§ **Task brief**
Among the entries that follow, some lines contain the word "выполнения". Show all of them.
===== Data shown
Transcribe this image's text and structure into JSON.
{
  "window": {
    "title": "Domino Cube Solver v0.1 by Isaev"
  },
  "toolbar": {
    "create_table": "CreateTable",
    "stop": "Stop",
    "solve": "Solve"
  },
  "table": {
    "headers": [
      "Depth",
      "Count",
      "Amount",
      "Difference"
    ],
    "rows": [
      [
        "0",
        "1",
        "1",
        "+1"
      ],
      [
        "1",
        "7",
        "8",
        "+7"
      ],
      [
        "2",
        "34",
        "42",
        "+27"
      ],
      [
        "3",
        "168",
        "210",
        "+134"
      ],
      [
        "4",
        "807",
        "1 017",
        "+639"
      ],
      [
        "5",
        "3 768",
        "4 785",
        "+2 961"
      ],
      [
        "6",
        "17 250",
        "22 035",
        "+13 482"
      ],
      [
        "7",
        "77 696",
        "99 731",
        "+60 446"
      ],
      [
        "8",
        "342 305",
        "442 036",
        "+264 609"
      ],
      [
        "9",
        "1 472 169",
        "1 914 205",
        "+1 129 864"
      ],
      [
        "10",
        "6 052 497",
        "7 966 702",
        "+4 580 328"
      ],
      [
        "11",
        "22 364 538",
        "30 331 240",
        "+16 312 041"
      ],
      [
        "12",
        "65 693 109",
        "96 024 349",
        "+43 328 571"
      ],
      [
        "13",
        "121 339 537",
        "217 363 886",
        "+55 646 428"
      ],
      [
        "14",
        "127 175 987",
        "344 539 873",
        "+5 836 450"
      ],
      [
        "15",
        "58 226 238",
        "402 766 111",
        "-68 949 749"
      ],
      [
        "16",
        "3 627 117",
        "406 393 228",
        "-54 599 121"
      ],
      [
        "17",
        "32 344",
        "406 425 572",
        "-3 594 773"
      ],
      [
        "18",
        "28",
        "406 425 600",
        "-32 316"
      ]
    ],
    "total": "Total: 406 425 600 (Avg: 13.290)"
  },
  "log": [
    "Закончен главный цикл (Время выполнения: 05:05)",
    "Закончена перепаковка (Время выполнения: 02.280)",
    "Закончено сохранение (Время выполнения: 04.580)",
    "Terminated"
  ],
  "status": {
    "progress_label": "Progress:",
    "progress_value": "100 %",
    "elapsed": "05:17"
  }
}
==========
§ **Output for this exercise**
    "Закончен главный цикл (Время выполнения: 05:05)",
    "Закончена перепаковка (Время выполнения: 02.280)",
    "Закончено сохранение (Время выполнения: 04.580)",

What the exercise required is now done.